BEGIN Material provided

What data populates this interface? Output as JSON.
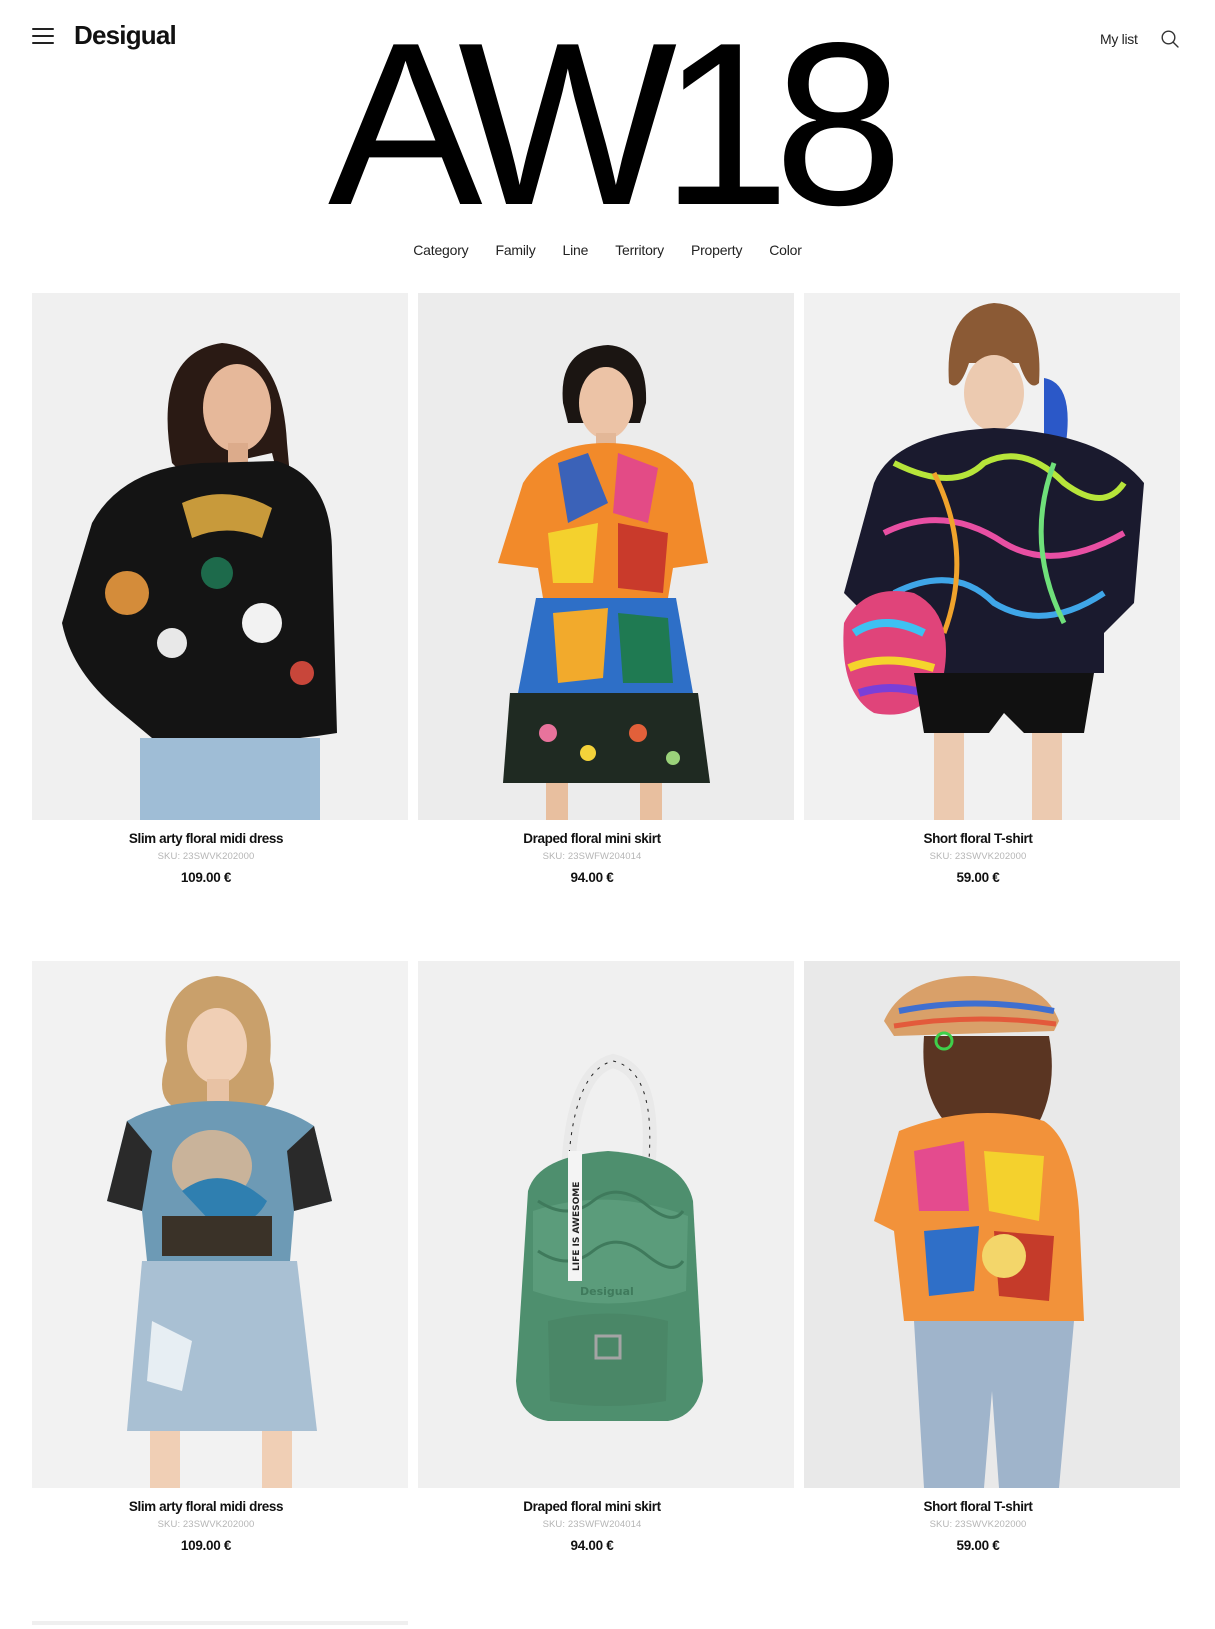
{
  "header": {
    "brand": "Desigual",
    "my_list": "My list",
    "hero_title": "AW18"
  },
  "filters": [
    "Category",
    "Family",
    "Line",
    "Territory",
    "Property",
    "Color"
  ],
  "products": [
    {
      "name": "Slim arty floral midi dress",
      "sku": "SKU: 23SWVK202000",
      "price": "109.00 €"
    },
    {
      "name": "Draped floral mini skirt",
      "sku": "SKU: 23SWFW204014",
      "price": "94.00 €"
    },
    {
      "name": "Short floral T-shirt",
      "sku": "SKU: 23SWVK202000",
      "price": "59.00 €"
    },
    {
      "name": "Slim arty floral midi dress",
      "sku": "SKU: 23SWVK202000",
      "price": "109.00 €"
    },
    {
      "name": "Draped floral mini skirt",
      "sku": "SKU: 23SWFW204014",
      "price": "94.00 €"
    },
    {
      "name": "Short floral T-shirt",
      "sku": "SKU: 23SWVK202000",
      "price": "59.00 €"
    }
  ],
  "printed_text": {
    "backpack_strap": "LIFE IS AWESOME",
    "backpack_logo": "Desigual"
  }
}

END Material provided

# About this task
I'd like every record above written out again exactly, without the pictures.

# Output for this task
What data populates this interface? Output as JSON.
{
  "header": {
    "brand": "Desigual",
    "my_list": "My list",
    "hero_title": "AW18"
  },
  "filters": [
    "Category",
    "Family",
    "Line",
    "Territory",
    "Property",
    "Color"
  ],
  "products": [
    {
      "name": "Slim arty floral midi dress",
      "sku": "SKU: 23SWVK202000",
      "price": "109.00 €"
    },
    {
      "name": "Draped floral mini skirt",
      "sku": "SKU: 23SWFW204014",
      "price": "94.00 €"
    },
    {
      "name": "Short floral T-shirt",
      "sku": "SKU: 23SWVK202000",
      "price": "59.00 €"
    },
    {
      "name": "Slim arty floral midi dress",
      "sku": "SKU: 23SWVK202000",
      "price": "109.00 €"
    },
    {
      "name": "Draped floral mini skirt",
      "sku": "SKU: 23SWFW204014",
      "price": "94.00 €"
    },
    {
      "name": "Short floral T-shirt",
      "sku": "SKU: 23SWVK202000",
      "price": "59.00 €"
    }
  ],
  "printed_text": {
    "backpack_strap": "LIFE IS AWESOME",
    "backpack_logo": "Desigual"
  }
}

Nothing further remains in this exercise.